Since you have unlimited funds but very limited time or technical knowledge--you can hire people from a theater place to evaluate, install and wire everything up to get the best sound quality within the constraints of your room. In wall speakers, onwall speakers, acoustic screens, wireless surrounds and the entire system can vanish without taking up much space. It will cost you some cash but at least you will get what you want. I am assuming you have a screen that allows sound to pass through, if not get one that does. I would hide the three speakers behind the screen (6 speaker wires) and you can get wireless rear surrounds by using studio speakers for whatever level of sound quality you desire. Atmos? Well, it can also be "wireless" but you need to provide power outlets in your ceiling--that depends on how far you want to go. Putting power outlets in the ceiling will cost some bucks but you don't seem to be worried about cost.
In summation, a soundbar does what it does but it can't give realistic sound with a 150 inch screen! If you want 2 channel music, you have to follow those rules to get it to work properly. Atmos? Follow those rules and so on. I would love it if a soundbar could do that, the movies theaters around the world would be switching rapidly if it worked! You can bet those touring bands would love to throw a giant soundbar on the stage and be done with it. I really, really, REALLY wish it would work as I'd buy one! However, it does not so respect what it can do and be aware of their limits no matter how much money you throw at it. Maybe in the future that will change but I am not holding my breath for a King Kong sized soundbar becoming available to be spaced properly for 150 inch screens.

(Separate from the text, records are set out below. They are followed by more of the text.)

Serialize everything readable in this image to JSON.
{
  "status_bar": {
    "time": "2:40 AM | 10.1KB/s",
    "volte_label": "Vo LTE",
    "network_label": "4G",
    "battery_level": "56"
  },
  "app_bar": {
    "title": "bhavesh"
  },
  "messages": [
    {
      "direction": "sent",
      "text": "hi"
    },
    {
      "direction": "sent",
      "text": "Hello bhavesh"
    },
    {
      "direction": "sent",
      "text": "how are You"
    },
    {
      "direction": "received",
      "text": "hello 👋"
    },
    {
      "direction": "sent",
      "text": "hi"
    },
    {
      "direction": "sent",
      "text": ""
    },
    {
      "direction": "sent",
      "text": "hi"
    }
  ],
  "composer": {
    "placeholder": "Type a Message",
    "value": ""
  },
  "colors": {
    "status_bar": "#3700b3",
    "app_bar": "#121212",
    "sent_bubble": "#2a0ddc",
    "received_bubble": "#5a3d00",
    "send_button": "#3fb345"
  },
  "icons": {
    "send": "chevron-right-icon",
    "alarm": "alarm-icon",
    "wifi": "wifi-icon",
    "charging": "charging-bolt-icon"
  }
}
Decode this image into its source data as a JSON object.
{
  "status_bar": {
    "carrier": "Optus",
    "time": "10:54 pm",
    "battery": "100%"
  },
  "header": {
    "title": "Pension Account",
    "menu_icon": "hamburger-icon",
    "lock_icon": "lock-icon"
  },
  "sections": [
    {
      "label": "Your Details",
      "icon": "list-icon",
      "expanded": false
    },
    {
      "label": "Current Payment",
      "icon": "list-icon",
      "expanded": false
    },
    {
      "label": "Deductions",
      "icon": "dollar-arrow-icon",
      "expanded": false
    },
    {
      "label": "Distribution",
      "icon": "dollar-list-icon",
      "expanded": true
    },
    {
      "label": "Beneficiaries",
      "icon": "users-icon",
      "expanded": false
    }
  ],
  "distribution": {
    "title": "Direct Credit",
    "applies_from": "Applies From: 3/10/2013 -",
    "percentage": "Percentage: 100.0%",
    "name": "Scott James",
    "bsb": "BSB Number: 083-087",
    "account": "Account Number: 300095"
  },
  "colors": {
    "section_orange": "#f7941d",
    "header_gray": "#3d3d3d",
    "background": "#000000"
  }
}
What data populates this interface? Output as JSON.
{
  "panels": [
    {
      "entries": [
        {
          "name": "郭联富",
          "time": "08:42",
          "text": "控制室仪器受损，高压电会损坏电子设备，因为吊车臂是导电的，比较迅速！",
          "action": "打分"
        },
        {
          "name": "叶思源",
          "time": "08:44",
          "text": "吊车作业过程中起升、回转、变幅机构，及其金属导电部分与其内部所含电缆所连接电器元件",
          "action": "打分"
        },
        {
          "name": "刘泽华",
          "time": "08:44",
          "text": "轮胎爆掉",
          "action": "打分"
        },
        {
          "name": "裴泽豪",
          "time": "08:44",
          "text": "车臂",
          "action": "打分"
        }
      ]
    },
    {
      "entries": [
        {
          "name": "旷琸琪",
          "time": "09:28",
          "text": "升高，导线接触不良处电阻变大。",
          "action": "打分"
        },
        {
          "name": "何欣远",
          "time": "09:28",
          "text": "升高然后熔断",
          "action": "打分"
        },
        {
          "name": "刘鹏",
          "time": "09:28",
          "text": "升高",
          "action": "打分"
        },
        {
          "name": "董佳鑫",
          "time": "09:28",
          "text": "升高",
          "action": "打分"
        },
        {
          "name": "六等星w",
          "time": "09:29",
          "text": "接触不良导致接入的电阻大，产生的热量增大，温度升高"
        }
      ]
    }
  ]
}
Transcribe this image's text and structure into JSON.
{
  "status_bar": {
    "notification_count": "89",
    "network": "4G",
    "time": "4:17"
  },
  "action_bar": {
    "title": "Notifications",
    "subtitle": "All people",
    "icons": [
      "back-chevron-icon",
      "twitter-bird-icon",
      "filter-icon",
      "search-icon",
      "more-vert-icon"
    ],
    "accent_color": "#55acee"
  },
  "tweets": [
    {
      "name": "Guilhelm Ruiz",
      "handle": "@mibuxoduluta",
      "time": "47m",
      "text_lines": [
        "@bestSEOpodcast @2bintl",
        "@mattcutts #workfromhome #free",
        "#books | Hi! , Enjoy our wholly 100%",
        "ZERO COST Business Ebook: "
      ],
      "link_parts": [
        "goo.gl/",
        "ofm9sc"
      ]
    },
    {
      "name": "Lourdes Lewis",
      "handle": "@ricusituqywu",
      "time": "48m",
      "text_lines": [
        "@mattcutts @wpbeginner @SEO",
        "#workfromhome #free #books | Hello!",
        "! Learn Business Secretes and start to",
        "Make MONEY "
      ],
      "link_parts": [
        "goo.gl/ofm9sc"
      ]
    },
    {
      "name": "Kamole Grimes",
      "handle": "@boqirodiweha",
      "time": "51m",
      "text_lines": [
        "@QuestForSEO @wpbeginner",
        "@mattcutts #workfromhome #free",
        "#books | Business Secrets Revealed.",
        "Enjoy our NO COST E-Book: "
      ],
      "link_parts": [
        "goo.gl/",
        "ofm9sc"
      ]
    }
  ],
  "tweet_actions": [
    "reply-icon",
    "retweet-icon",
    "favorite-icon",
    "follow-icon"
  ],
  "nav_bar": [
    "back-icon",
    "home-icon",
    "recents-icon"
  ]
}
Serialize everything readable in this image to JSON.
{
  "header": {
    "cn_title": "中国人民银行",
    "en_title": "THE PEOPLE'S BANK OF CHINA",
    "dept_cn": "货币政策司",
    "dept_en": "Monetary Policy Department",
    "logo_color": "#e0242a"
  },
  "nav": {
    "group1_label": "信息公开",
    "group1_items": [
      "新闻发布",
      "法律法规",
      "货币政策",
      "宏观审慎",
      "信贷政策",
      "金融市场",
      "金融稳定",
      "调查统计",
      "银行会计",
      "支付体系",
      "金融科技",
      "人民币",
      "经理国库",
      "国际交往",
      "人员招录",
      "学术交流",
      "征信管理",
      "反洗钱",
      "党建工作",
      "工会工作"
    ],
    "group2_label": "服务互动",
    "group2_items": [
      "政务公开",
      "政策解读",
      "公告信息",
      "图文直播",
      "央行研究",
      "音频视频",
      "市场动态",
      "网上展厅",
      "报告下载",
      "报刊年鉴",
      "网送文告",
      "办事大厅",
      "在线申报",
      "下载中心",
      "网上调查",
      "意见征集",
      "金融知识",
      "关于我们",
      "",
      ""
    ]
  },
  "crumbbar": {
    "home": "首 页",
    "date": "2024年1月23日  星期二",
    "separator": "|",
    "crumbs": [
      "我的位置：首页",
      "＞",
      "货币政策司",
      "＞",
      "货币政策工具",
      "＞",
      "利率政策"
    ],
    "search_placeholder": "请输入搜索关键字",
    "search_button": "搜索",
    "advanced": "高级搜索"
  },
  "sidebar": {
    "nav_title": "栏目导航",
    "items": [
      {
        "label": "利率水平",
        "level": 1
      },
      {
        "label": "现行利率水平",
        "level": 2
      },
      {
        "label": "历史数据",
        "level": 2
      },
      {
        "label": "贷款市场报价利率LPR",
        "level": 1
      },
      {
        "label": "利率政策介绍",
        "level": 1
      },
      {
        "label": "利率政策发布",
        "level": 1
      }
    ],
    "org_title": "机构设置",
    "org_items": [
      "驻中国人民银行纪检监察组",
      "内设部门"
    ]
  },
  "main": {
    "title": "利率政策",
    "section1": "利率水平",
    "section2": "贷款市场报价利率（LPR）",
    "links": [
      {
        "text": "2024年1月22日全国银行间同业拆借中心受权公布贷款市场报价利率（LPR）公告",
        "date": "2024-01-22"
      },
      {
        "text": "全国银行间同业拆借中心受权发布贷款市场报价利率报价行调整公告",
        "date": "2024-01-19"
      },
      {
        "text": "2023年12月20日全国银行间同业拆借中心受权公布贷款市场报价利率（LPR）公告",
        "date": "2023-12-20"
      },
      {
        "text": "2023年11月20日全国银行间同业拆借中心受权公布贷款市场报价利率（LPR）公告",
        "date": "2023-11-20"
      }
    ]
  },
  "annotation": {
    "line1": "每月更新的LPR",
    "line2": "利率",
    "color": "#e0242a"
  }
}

You can get one designed and built to do that, millions of people around the world have built speakers to custom spec be they for theaters, pro sound, touring sound, automotive sound or for people that want high SPL from 5 watt tube amps--you can have custom speakers built to your specific needs but it will cost you! Just points to ponder, sound does what it does and you have to play by it's rules... Realistically, a projection screen is far beyond what soundbars are designed to do so look at solutions for projection screen sound. Good luck.